Silver Islet Mining Company was based in the United States. Mail crossing the border had to first travel to the Pigeon-River border crossing before finally crossing into the United States. When labor problems caused U.S. mail contractors to refuse to transport mail bound for Canada, this caused a critical lack of communication between Frue and Sibley.

Fortunately, an agreement was reached and mail transportation was regulated, at great cost to the mining company. Once the mail arrived, people knew it had arrived when the postmaster raised the Union Jack flag. Whereas today, people have instant notifications on their phones informing them of an email that was probably sent moments before.

The disappearance of the Silver Islet mine

Eventually, the mine’s remote location ended operations after thirteen years of mining silver beneath the icy waters of Lake Superior. A crucial shipment of coal was not delivered to Silver Islet in time to keep the water pumps running, and because of this, the mine was claimed by Lake Superior.
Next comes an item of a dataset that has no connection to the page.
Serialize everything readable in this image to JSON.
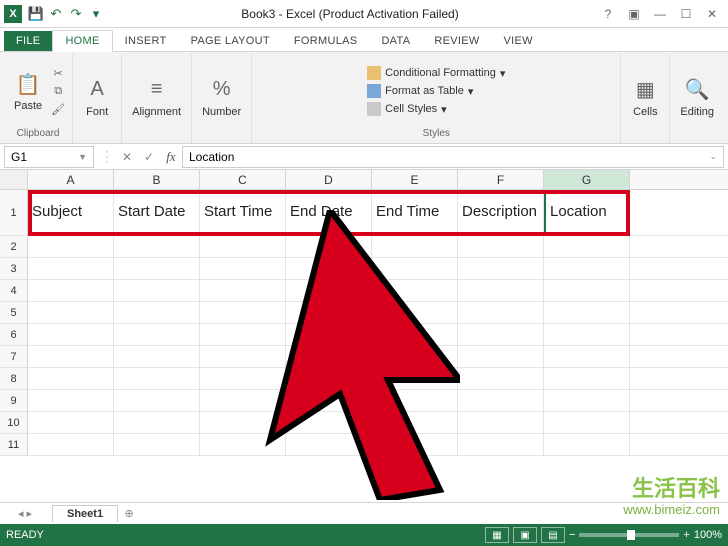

Black and white image of half-sunken island communityOld Silver Islet mine taken in 1890, some years after closure

Although the mine has been closed for over 100 years, the onshore community of Silver Islet still retains some of the original miners’ homes. Some of these historic buildings have been renovated and the coast is now lined with summer camps in the shadow of the sleeping giant that lies protecting the sunken mine shaft.

A historic destination

Today, the mine and the Silver Islet area continue to intrigue visitors who enjoy the recreational opportunities at Sleeping Giant Provincial Park. And in fact, without the Silver Islet mining operations, roads to the Sibley Peninsula would not have been built when they were built and Sleeping Giant Provincial Park may not be the same today.

Blue three-story building on the shoreSilver Islet General Store

The recreational trails and campsites dotted around the park are now filled with laughter, smiles and good times, perhaps reminiscent of the camaraderie and bonds established among miners in the days of the mine.

If you are interested in reading more about the Silver Islet Mine, Silver Under the Sea: The Story of the Silver Islet Mine near Thunder Bay, Ontario, Canada by Helen Moore Strickland and Silver Islet: Getting rich on Lake Superior by Elinor Barr are very comprehensive and informative books that provide a unique perspective on all aspects of the mining community.